may be a lying, cheating sack of shit, and you may be a cad,
but she won’t be an adulteress, NAAH. She can’t be one until
after she’s married.
Now clearly you want to sleep with this woman—why write to
me otherwise?—and you’re probably hoping I’ll say that you
were wrong to turn her down. But were you? Well, that depends
on why she’s pursuing you, NAAH. Perhaps she wants to cheat
before she marries—before sleeping with someone else rises
to the level of adultery—because she wants to live a little
first. Perhaps she wants to make sure before marriage that
the sex she’s getting from the boyfriend is as good or better
than sex she’d get elsewhere.

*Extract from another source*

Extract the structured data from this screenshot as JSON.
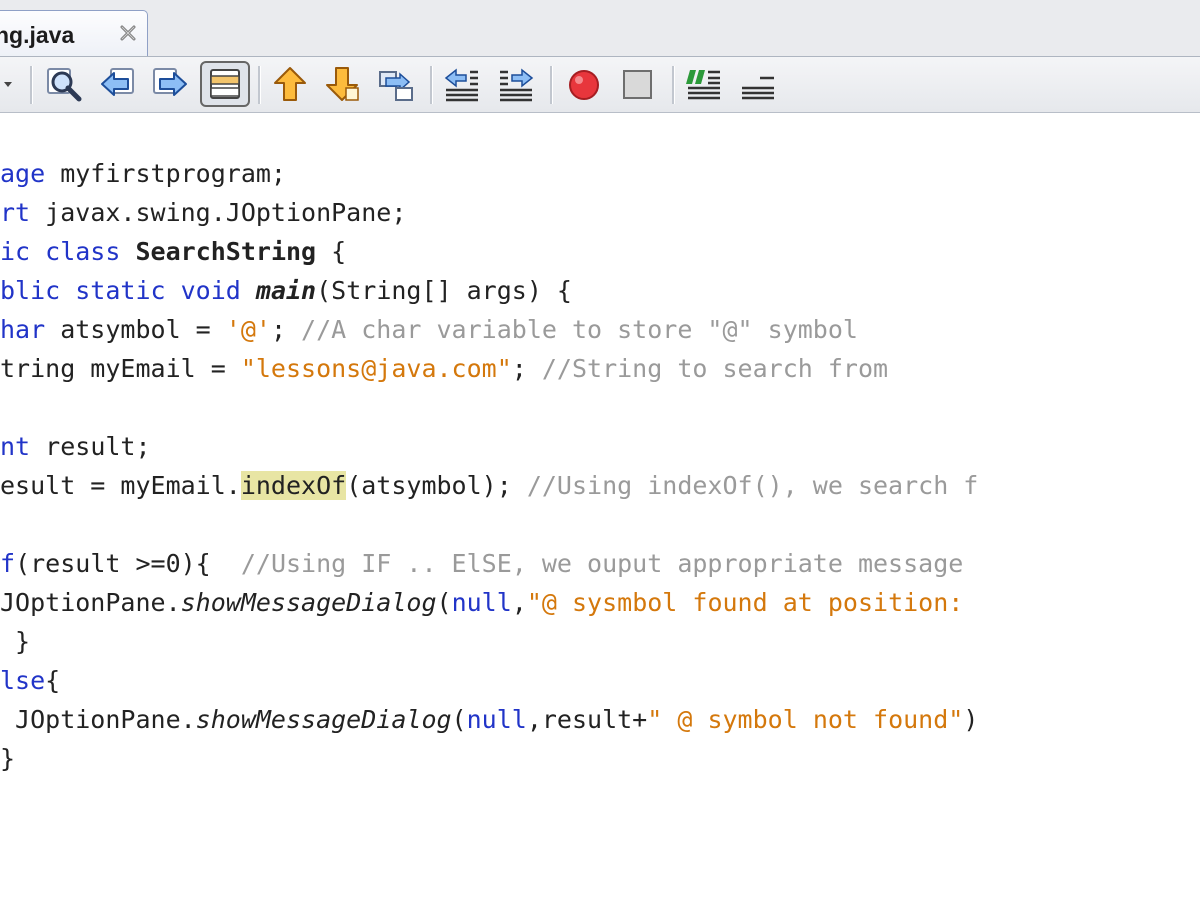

Or perhaps she wants to fuck
you because she’s a skanky, skanky whore. Perhaps you should
One final thought: If sleeping with you convinces this woman
that she could never truly be satisfied with her boyfriend
and she ends that relationship before she marries him, you
will not only have gotten into the pants of a woman you find
attractive, NAAH, but done your bit to bring down our divorce
In your most recent column, you wrote, “The Scouts are
famously antigay and antiatheist.” While I believe this is
true for the Scouting organization, I have to take issue with
the idea that Scouts themselves are antigay and antiatheist.
I was a Boy Scout. In fact, I am an Eagle Scout. But this
is not exclusive of the fact that I am also gay (and am pretty
much unreligious). But I was not “out” until last fall, my
first year of college, after I was finished with the Scouts
(and high school and living at home). Sadly, I’m pretty sure
that the title of Eagle Scout would be taken away if the BSA
organization knew that I was gay. So if you publish this,
please don’t use my name or identifying info.
for writing, AES, and I apologize for not being clearer in
that response: It is the Boy Scouts of America that is antigay
and antiatheist. There are a lot of individual Scouts and
Scout leaders out there—I’m hearing from them—who reject and
denounce the BSA’s antigay, antiatheist positions. It’s too
bad the BSA isn’t hearing from them, too.
a new Savage Love podcast every Tuesday at www.thestranger.com/savage.